It was a pretty cool way to get creative on campus and have fun while doing it, getting my own personal brand up and running on campus. I was able to get to know a lot of people through those RSOs (Registered Student Organizations).

Are there any professors you’d want to name-check here?

Professor Mei-Lin (Yeh-Lane, PhD). She’s the director of the sports and recreation management program. She was definitely a huge influence for me, being another woman that had worked in sports marketing. To know that there are women of diverse backgrounds that are in the field, that was very encouraging.

What are some of the challenges that still exist for women in your historically male-dominated field?

On the more traditional end, when you get to the sales, it’s still more male dominated. I would love to see more women enter the field, because there are some great women sales reps out there who know how to crunch these numbers, they know how to pitch, they know how to interact with people of different backgrounds. I feel like it’s slowly but surely happening.

Also, on the operations side, you’re beginning to see more female coaches. Obviously, we see that in the NBA and the NFL more female coaches are popping up. These women have raw talent, so I would love to see that be a more regular thing, and then eventually that stigma would be eliminated. We’re taking steps in the right direction. I cant wait to see it in ten years or so; if we keep moving at this pace, there will be some major shifts. We’re on the right path.

And you studied PT?

Actually, my freshman year I went in undecided. I originally wanted to study PT and eventually land a job in the sports industry. I quickly realized that PT may not be for me, so I decided to go into sports management—the business side of things.

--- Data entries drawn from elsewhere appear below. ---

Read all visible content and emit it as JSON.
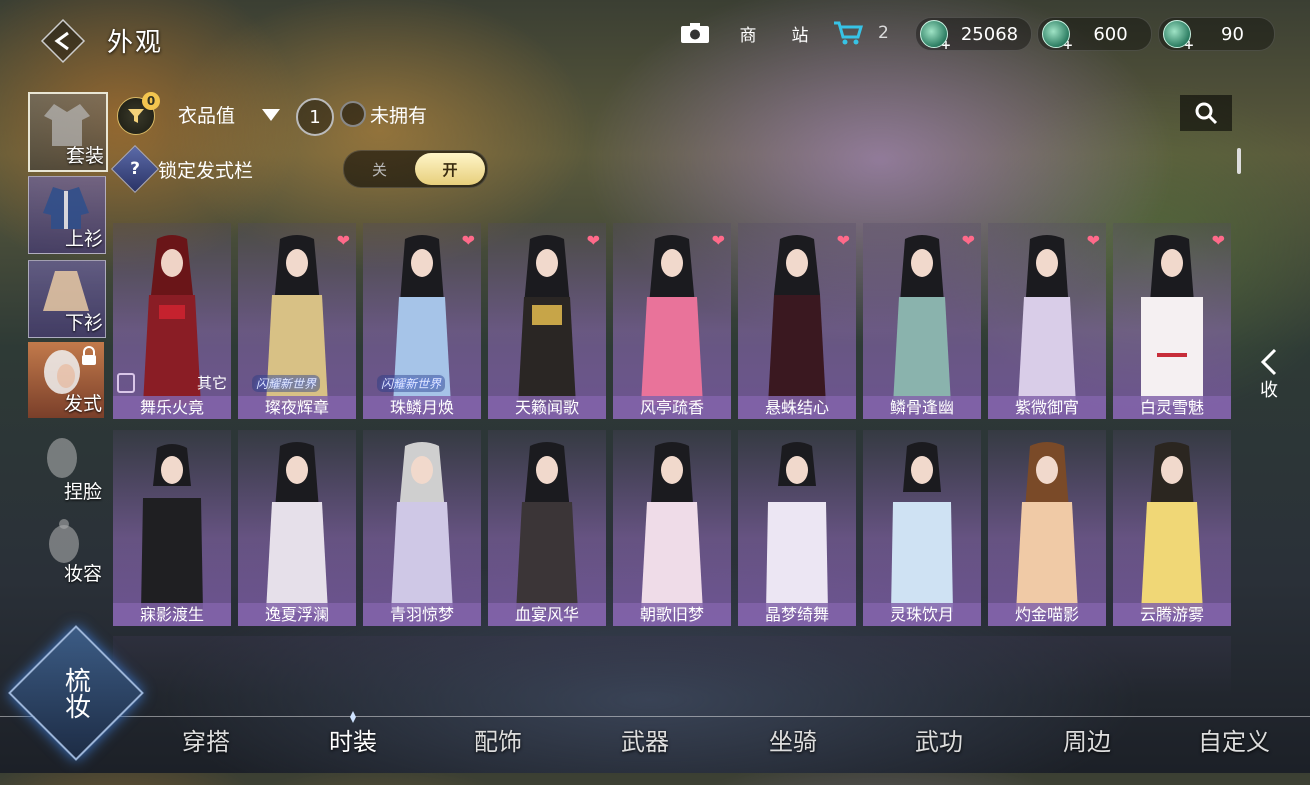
{
  "header": {
    "title": "外观"
  },
  "top_icons": [
    {
      "name": "camera-icon",
      "glyph": "📷"
    },
    {
      "name": "shop-icon",
      "glyph": "商"
    },
    {
      "name": "station-icon",
      "glyph": "站"
    }
  ],
  "cart": {
    "count": "2"
  },
  "currencies": [
    {
      "name": "currency-jade",
      "value": "25068"
    },
    {
      "name": "currency-coin",
      "value": "600"
    },
    {
      "name": "currency-ticket",
      "value": "90"
    }
  ],
  "left_nav": [
    {
      "label": "套装",
      "selected": true
    },
    {
      "label": "上衫",
      "selected": false
    },
    {
      "label": "下衫",
      "selected": false
    },
    {
      "label": "发式",
      "selected": false
    },
    {
      "label": "捏脸",
      "selected": false
    },
    {
      "label": "妆容",
      "selected": false
    }
  ],
  "filter": {
    "badge": "0",
    "sort_label": "衣品值",
    "info": "1",
    "owned_label": "未拥有"
  },
  "lock_hair": {
    "label": "锁定发式栏",
    "help": "?",
    "off": "关",
    "on": "开"
  },
  "items_row1": [
    {
      "label": "舞乐火竟",
      "other": "其它",
      "heart": false
    },
    {
      "label": "璨夜辉章",
      "tag": "闪耀新世界",
      "heart": true
    },
    {
      "label": "珠鳞月焕",
      "tag": "闪耀新世界",
      "heart": true
    },
    {
      "label": "天籁闻歌",
      "heart": true
    },
    {
      "label": "风亭疏香",
      "heart": true
    },
    {
      "label": "悬蛛结心",
      "heart": true
    },
    {
      "label": "鳞骨逢幽",
      "heart": true
    },
    {
      "label": "紫微御宵",
      "heart": true
    },
    {
      "label": "白灵雪魅",
      "heart": true
    }
  ],
  "items_row2": [
    {
      "label": "寐影渡生"
    },
    {
      "label": "逸夏浮澜"
    },
    {
      "label": "青羽惊梦"
    },
    {
      "label": "血宴风华"
    },
    {
      "label": "朝歌旧梦"
    },
    {
      "label": "晶梦绮舞"
    },
    {
      "label": "灵珠饮月"
    },
    {
      "label": "灼金喵影"
    },
    {
      "label": "云腾游雾"
    }
  ],
  "collapse_label": "收",
  "comb_label": "梳妆",
  "bottom_tabs": [
    "穿搭",
    "时装",
    "配饰",
    "武器",
    "坐骑",
    "武功",
    "周边",
    "自定义"
  ],
  "active_tab": "时装",
  "colors": {
    "accent_gold": "#f3c54f",
    "card_label": "#8264aa",
    "heart": "#ff6a8a"
  }
}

I declared my major during my sophomore year, I picked up a minor in marketing, and, ultimately, I graduated with a bachelor’s in sports and recreation management, minor in marketing, and went on to pursue my MBA through the 4+1 Program.

Why wasn’t PT for you, as you say?

The business side came easy for me. What I loved most about the marketing aspect of sports was that it allowed me to be creative. Everyone has their thing that sets them free, makes them happy and full of joy, and my thing was, and still is, having the opportunity to create. Having the ability to work with an athlete on their brand, create concepts for different companies that are going to make their brand more prominent in a community, that’s something that piqued my interest. I loved creating things that were different, were outside of the box, were community-involved. And that’s something I realized early on because we worked on those projects in class.

“I would love to see more women enter the field, because there are some great women sales reps out there who know how to crunch these numbers, they know how to pitch, they know how to interact with people of different backgrounds”
Nicole Taylor, MBA ’16

Interning with the Basketball Hall of Fame as a corporate partnership intern in hospitality while an undergraduate at AIC, I had a chance to meet the ‘Dream Team’ one year. I worked with some of their VIP programs, as well. I met different athletes and their sports agents, their publicists. Speaking with them, they were so confident in their field. We connected very well, and that’s just something that kept me going. One day I wanted that to be me. Ultimately, I would like to represent athletes directly—work on their personal brands and dabble in contract management and negotiation.

Final thoughts?

AIC is a huge part of me. It helped me get my footing and figure out who Nicole Taylor really was. I’m thankful for my experience and, most importantly, the people. For any student on campus—but especially the sports and recreation management students—who are looking to get their footing in the sports world, I’m definitely not a shy resource. I’m happy to give back to the community that helped mold me into the woman that I am today.


By Brendan Gauthier :: Photos Courtesy of Nicole Taylor